How do you make shrimp less salty?
Soak your shrimp in a water and baking soda solution for up to 2 hours, and thereby remove up to 98% of their salt.
Is frozen shrimp high in sodium?
Generally, shrimp has a very high sodium content, and frozen shrimps can be even higher (in some cases, frozen shrimp may contain nearly twice as much sodium as fresh shrimp). Shrimp is also very salty seafood that is naturally high in sodium, and the additive of salt used in the freezing process only adds to the problem of high sodium content.
Is cooked shrimp high in sodium?
Cooking shrimp can significantly raise the sodium level in a dish, although this occurs only when the shrimp is prepared in an extremely salty sauce. The salt content of shrimp depends on how it has been processed. In general, canned shrimp contains approximately 250 milligrams of sodium per 3-ounce serving, while pre-cooked, frozen shrimp may contain around 1130 milligrams of sodium or more per serving.
Are eggs high in sodium?
No, eggs are not high in sodium. Adults should eat foods containing less than 1,500mg of sodium per day. One egg has only 80mg of sodium, which is just two percent of the recommended daily allowance which means one egg contributes less than 10 percent of the recommended daily allowance of sodium.
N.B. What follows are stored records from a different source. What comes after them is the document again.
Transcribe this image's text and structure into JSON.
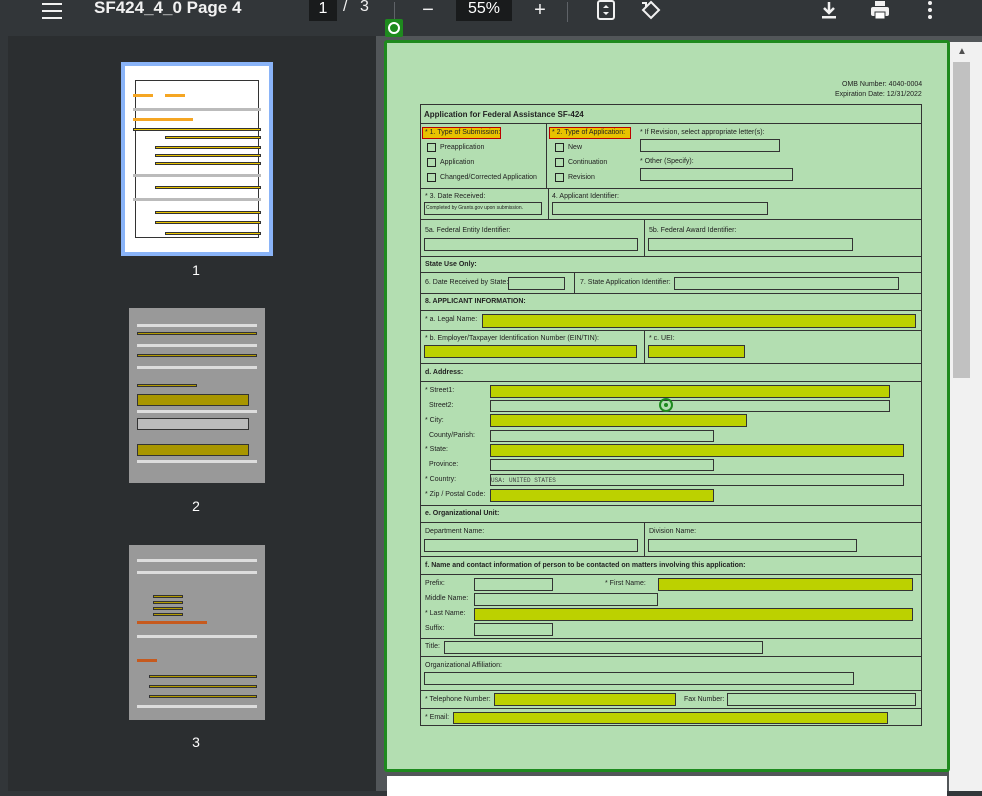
{
  "toolbar": {
    "title": "SF424_4_0 Page 4",
    "current_page": "1",
    "slash": "/",
    "total_pages": "3",
    "zoom": "55%",
    "zoom_out_symbol": "−",
    "zoom_in_symbol": "+",
    "download_symbol": "⤓",
    "print_symbol": "🖶",
    "more_symbol": "⋮",
    "fit_symbol": "⇕",
    "rotate_symbol": "⟲"
  },
  "sidebar": {
    "thumbnails": [
      {
        "number": "1"
      },
      {
        "number": "2"
      },
      {
        "number": "3"
      }
    ]
  },
  "form": {
    "omb_number": "OMB Number: 4040-0004",
    "expiration": "Expiration Date: 12/31/2022",
    "title": "Application for Federal Assistance SF-424",
    "type_submission": "* 1. Type of Submission:",
    "submission_options": [
      "Preapplication",
      "Application",
      "Changed/Corrected Application"
    ],
    "type_application": "* 2. Type of Application:",
    "application_options": [
      "New",
      "Continuation",
      "Revision"
    ],
    "revision_letter": "* If Revision, select appropriate letter(s):",
    "other_specify": "* Other (Specify):",
    "date_received": "* 3. Date Received:",
    "date_received_value": "Completed by Grants.gov upon submission.",
    "applicant_identifier": "4. Applicant Identifier:",
    "federal_entity": "5a. Federal Entity Identifier:",
    "federal_award": "5b. Federal Award Identifier:",
    "state_use": "State Use Only:",
    "date_received_state": "6. Date Received by State:",
    "state_app_id": "7. State Application Identifier:",
    "applicant_info": "8. APPLICANT INFORMATION:",
    "legal_name": "* a. Legal Name:",
    "ein": "* b. Employer/Taxpayer Identification Number (EIN/TIN):",
    "uei": "* c. UEI:",
    "address": "d. Address:",
    "street1": "* Street1:",
    "street2": "Street2:",
    "city": "* City:",
    "county": "County/Parish:",
    "state": "* State:",
    "province": "Province:",
    "country": "* Country:",
    "country_value": "USA: UNITED STATES",
    "zip": "* Zip / Postal Code:",
    "org_unit": "e. Organizational Unit:",
    "dept_name": "Department Name:",
    "division_name": "Division Name:",
    "contact_info": "f. Name and contact information of person to be contacted on matters involving this application:",
    "prefix": "Prefix:",
    "first_name": "* First Name:",
    "middle_name": "Middle Name:",
    "last_name": "* Last Name:",
    "suffix": "Suffix:",
    "title_label": "Title:",
    "org_affiliation": "Organizational Affiliation:",
    "telephone": "* Telephone Number:",
    "fax": "Fax Number:",
    "email": "* Email:"
  },
  "colors": {
    "page_bg": "#b3deb1",
    "page_border": "#1e8a1e",
    "required_field": "#bcd100",
    "toolbar": "#323639"
  },
  "icons": [
    "menu-icon",
    "zoom-out-icon",
    "zoom-in-icon",
    "fit-page-icon",
    "rotate-icon",
    "download-icon",
    "print-icon",
    "more-icon",
    "anchor-icon",
    "cursor-target-icon"
  ]
}
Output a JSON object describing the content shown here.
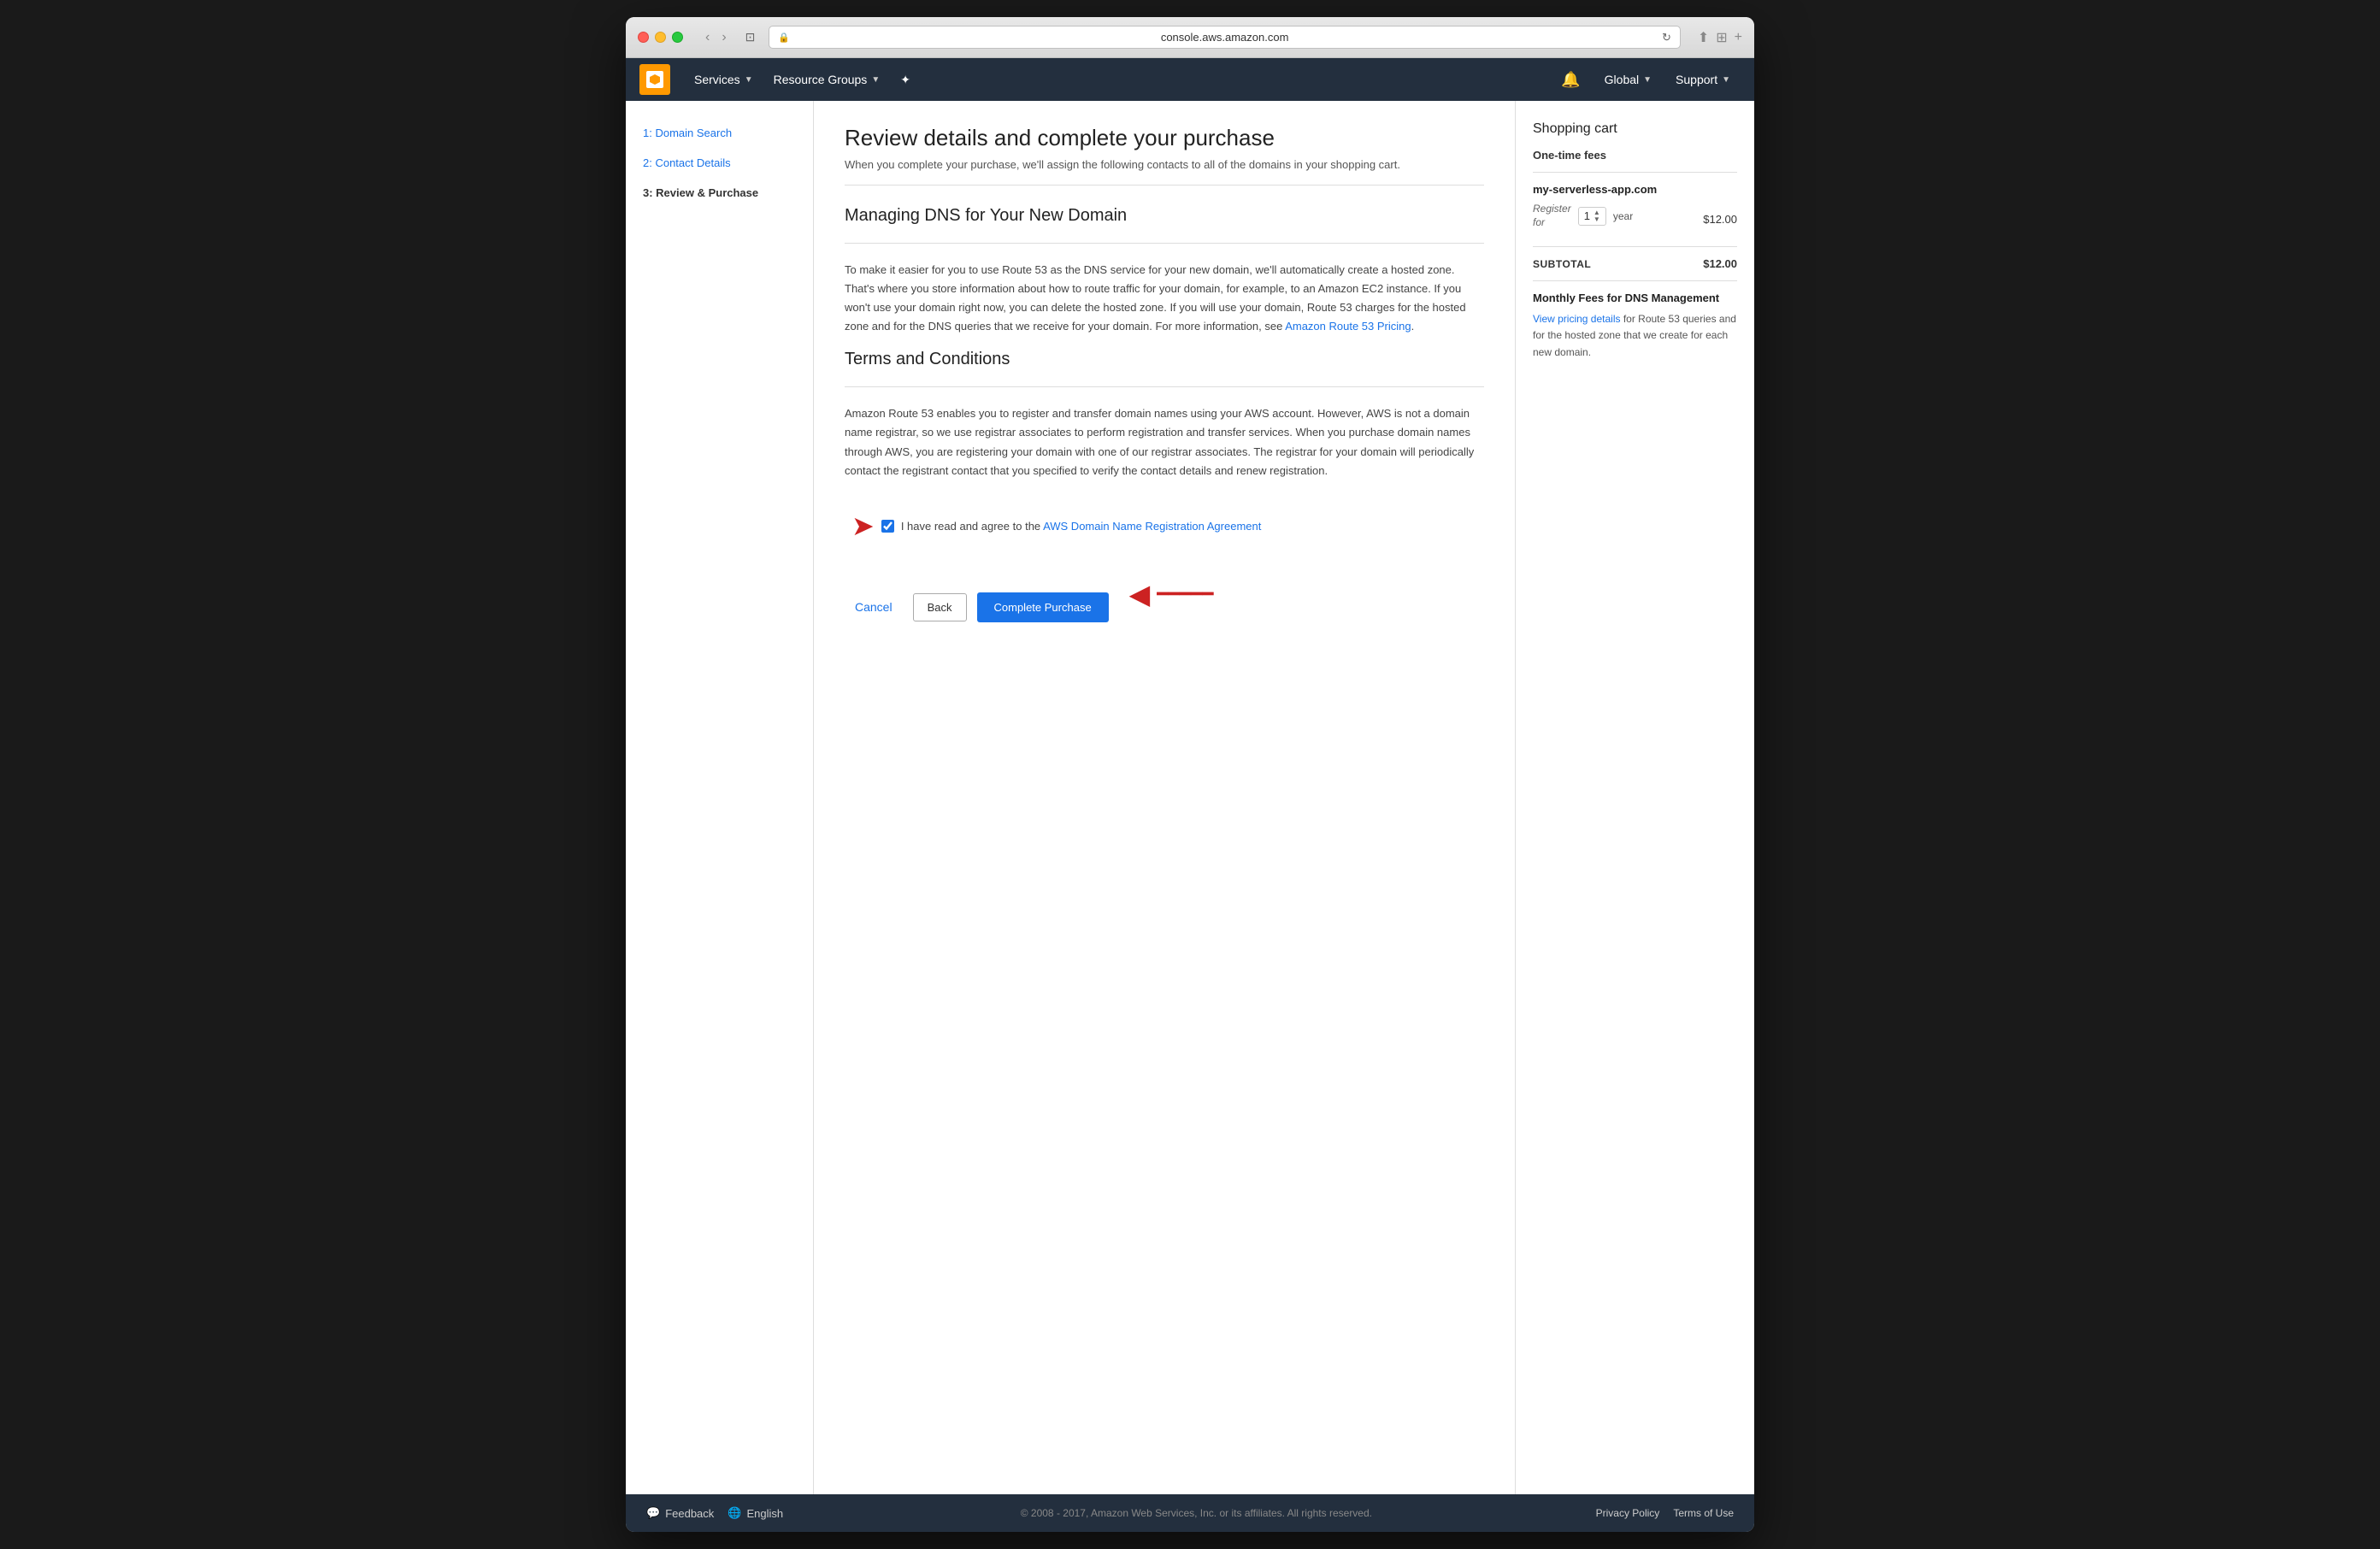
{
  "browser": {
    "url": "console.aws.amazon.com",
    "tab_icon": "🔲"
  },
  "navbar": {
    "services_label": "Services",
    "resource_groups_label": "Resource Groups",
    "global_label": "Global",
    "support_label": "Support"
  },
  "sidebar": {
    "items": [
      {
        "label": "1: Domain Search",
        "type": "link",
        "active": false
      },
      {
        "label": "2: Contact Details",
        "type": "link",
        "active": false
      },
      {
        "label": "3: Review & Purchase",
        "type": "active",
        "active": true
      }
    ]
  },
  "main": {
    "page_title": "Review details and complete your purchase",
    "subtitle": "When you complete your purchase, we'll assign the following contacts to all of the domains in your shopping cart.",
    "dns_section_title": "Managing DNS for Your New Domain",
    "dns_body": "To make it easier for you to use Route 53 as the DNS service for your new domain, we'll automatically create a hosted zone. That's where you store information about how to route traffic for your domain, for example, to an Amazon EC2 instance. If you won't use your domain right now, you can delete the hosted zone. If you will use your domain, Route 53 charges for the hosted zone and for the DNS queries that we receive for your domain. For more information, see ",
    "dns_link_text": "Amazon Route 53 Pricing",
    "terms_section_title": "Terms and Conditions",
    "terms_body": "Amazon Route 53 enables you to register and transfer domain names using your AWS account. However, AWS is not a domain name registrar, so we use registrar associates to perform registration and transfer services. When you purchase domain names through AWS, you are registering your domain with one of our registrar associates. The registrar for your domain will periodically contact the registrant contact that you specified to verify the contact details and renew registration.",
    "checkbox_label": "I have read and agree to the ",
    "agreement_link": "AWS Domain Name Registration Agreement",
    "cancel_label": "Cancel",
    "back_label": "Back",
    "complete_label": "Complete Purchase"
  },
  "cart": {
    "title": "Shopping cart",
    "one_time_fees": "One-time fees",
    "domain_name": "my-serverless-app.com",
    "register_label": "Register\nfor",
    "years": "1",
    "year_label": "year",
    "price": "$12.00",
    "subtotal_label": "SUBTOTAL",
    "subtotal_price": "$12.00",
    "monthly_fees_title": "Monthly Fees for DNS Management",
    "view_pricing_label": "View pricing details",
    "monthly_fees_text": " for Route 53 queries and for the hosted zone that we create for each new domain."
  },
  "footer": {
    "feedback_label": "Feedback",
    "english_label": "English",
    "copyright": "© 2008 - 2017, Amazon Web Services, Inc. or its affiliates. All rights reserved.",
    "privacy_policy": "Privacy Policy",
    "terms_of_use": "Terms of Use"
  }
}
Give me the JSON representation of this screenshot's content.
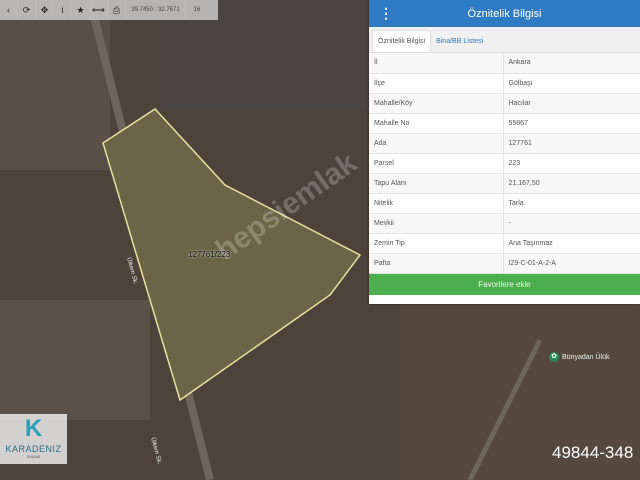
{
  "toolbar": {
    "buttons": [
      "chevron-icon",
      "refresh-icon",
      "move-icon",
      "info-icon",
      "star-icon",
      "measure-icon",
      "print-icon"
    ],
    "coords": "39.7450 : 32.7671",
    "zoom": "16"
  },
  "map": {
    "parcel_label": "127761/223",
    "street_1": "Ülkem Sk.",
    "street_2": "Ülkem Sk.",
    "poi": "Bünyadan Ülük",
    "watermark": "hepsiemlak",
    "listing_no": "49844-348",
    "logo": {
      "text": "KARADENIZ",
      "subtext": "EMLAK"
    }
  },
  "panel": {
    "title": "Öznitelik Bilgisi",
    "tabs": [
      "Öznitelik Bilgisi",
      "Bina/BB Listesi"
    ],
    "rows": [
      [
        "İl",
        "Ankara"
      ],
      [
        "İlçe",
        "Gölbaşı"
      ],
      [
        "Mahalle/Köy",
        "Hacılar"
      ],
      [
        "Mahalle No",
        "55867"
      ],
      [
        "Ada",
        "127761"
      ],
      [
        "Parsel",
        "223"
      ],
      [
        "Tapu Alanı",
        "21.167,50"
      ],
      [
        "Nitelik",
        "Tarla"
      ],
      [
        "Mevkii",
        "-"
      ],
      [
        "Zemin Tip",
        "Ana Taşınmaz"
      ],
      [
        "Pafta",
        "I29-C-01-A-2-A"
      ]
    ],
    "favorite_label": "Favorilere ekle"
  },
  "colors": {
    "header": "#2e7bc4",
    "button": "#4cae4c",
    "parcel_outline": "#e8e0a0"
  }
}
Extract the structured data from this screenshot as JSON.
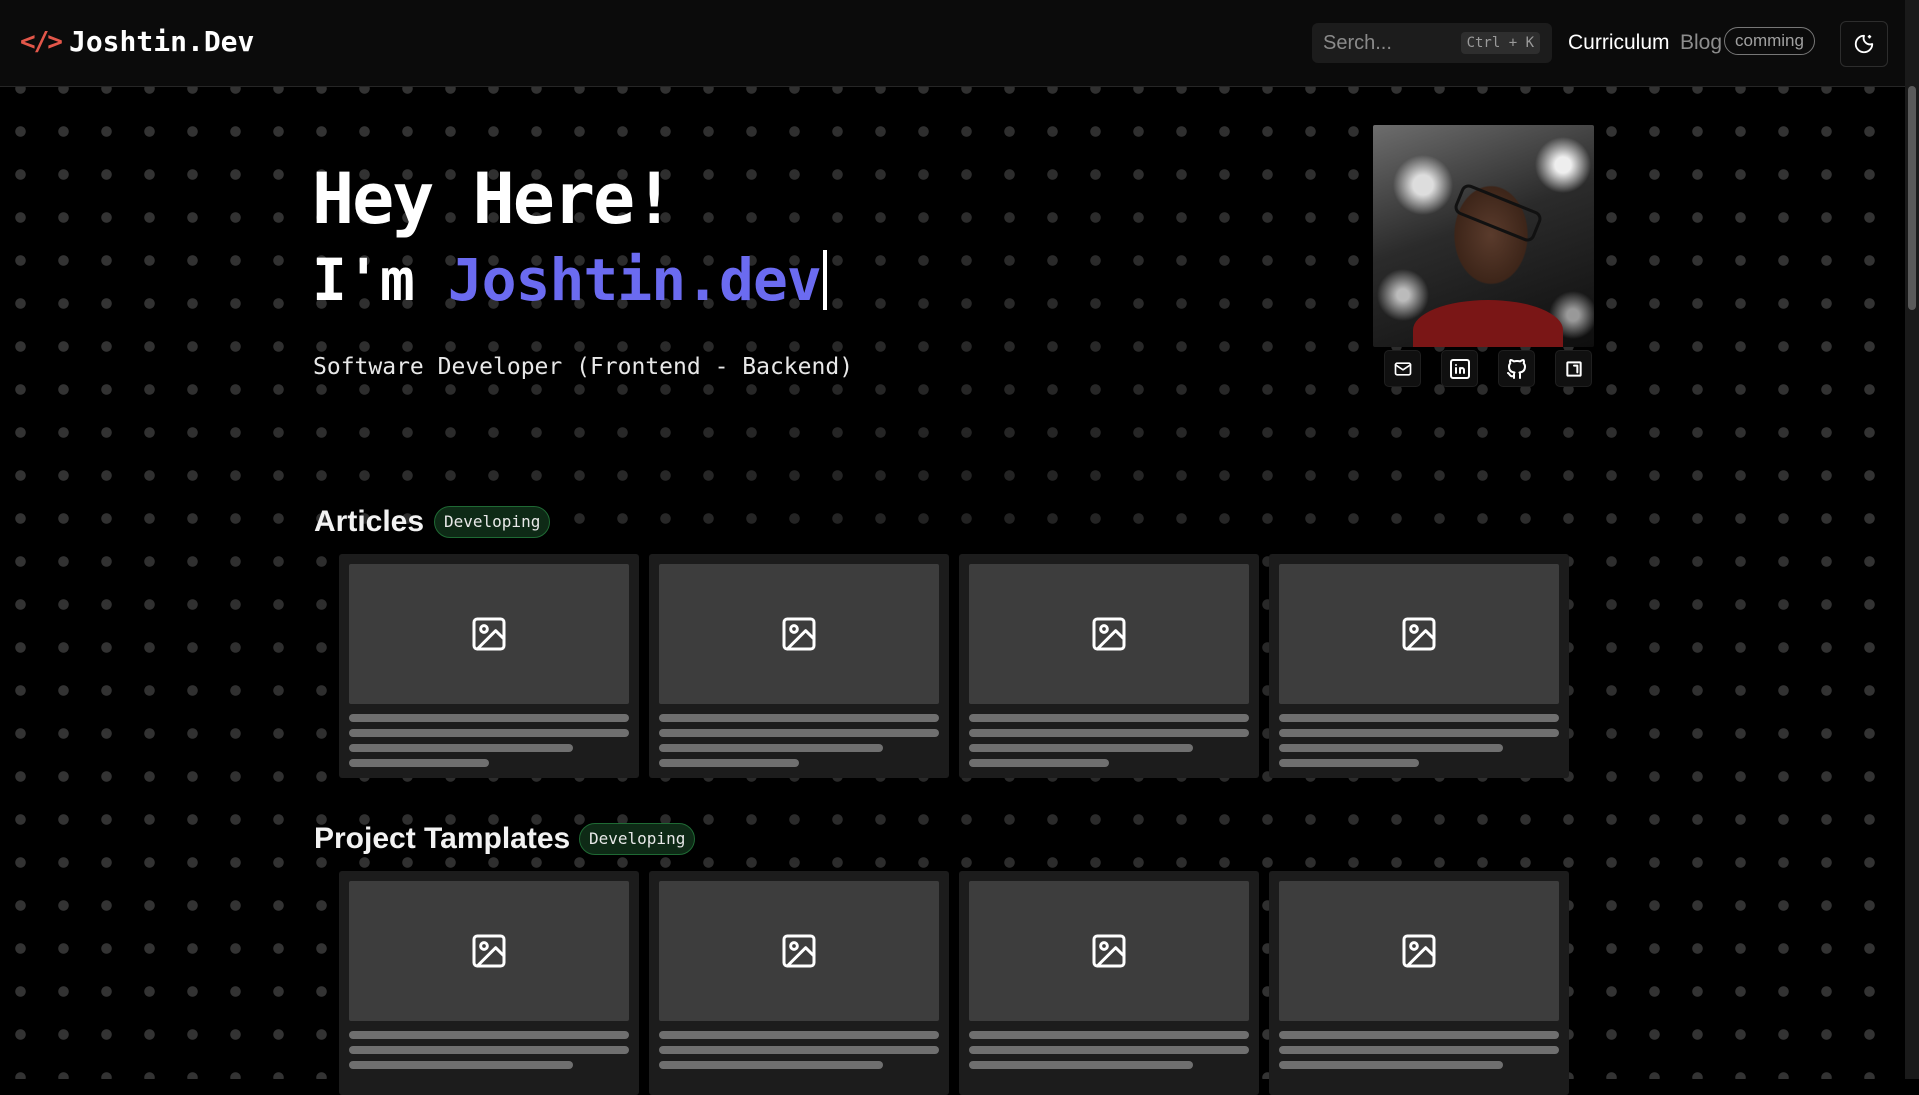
{
  "header": {
    "logo_icon": "</>",
    "logo_text": "Joshtin.Dev",
    "search_placeholder": "Serch...",
    "search_shortcut": "Ctrl + K",
    "nav_curriculum": "Curriculum",
    "nav_blog": "Blog",
    "nav_blog_badge": "comming",
    "theme_icon": "moon-stars-icon"
  },
  "hero": {
    "greeting": "Hey Here!",
    "name_prefix": "I'm ",
    "name_accent": "Joshtin.dev",
    "role": "Software Developer (Frontend - Backend)"
  },
  "socials": [
    "mail-icon",
    "linkedin-icon",
    "github-icon",
    "portfolio-icon"
  ],
  "sections": {
    "articles_title": "Articles",
    "articles_badge": "Developing",
    "templates_title": "Project Tamplates",
    "templates_badge": "Developing"
  },
  "colors": {
    "accent": "#6b6bf0",
    "logo_icon": "#e3574a",
    "badge_bg": "#0e2a16",
    "badge_border": "#1f6a34"
  }
}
Removing salts from frozen shrimp is possible to do so. It is a simple process that can be performed in a matter of minutes. Knowing how to remove sodium from frozen shrimp makes it a great addition to a low-carb diet or for anyone trying to cut back on sodium intake.
- 1 Pan
- 1 tablespoon olive oil
- 1 lb medium to large shrimp peeled and deveined
- ¼ cup low-sodium soy sauce
- 2 tablespoon water
- 2 tablespoon light brown sugar
- 1 tablespoon honey
- 1 tablespoon rice vinegar
- 1 teaspoon sesame oil
- 3 garlic cloves minced
- 1 teaspoon fresh ginger grated
- 1 green onion diced
- 1 tablespoon toasted sesame seeds
- 1 tablespoon water
- 1 tablespoon cornstarch
- Say sauce, water, brown sugar, honey, rice vinegar, garlic, ginger, green onions, and sesame seeds should all be combined in a small bowl.
- Large skillet with oil over medium-high heat. Once the shrimp is added, heat it until pink, about 1-2 minutes per side.
- Take the shrimp out of the pan, then add the teriyaki sauce and heat through.
- The tablespoon of water and cornstarch should be thoroughly combined in a small bowl before being added to the sauce. Simmer until thick, about 1-2 minutes.
- To uniformly coat the shrimp with the sauce, place them back. If desired, serve with rice and vegetables.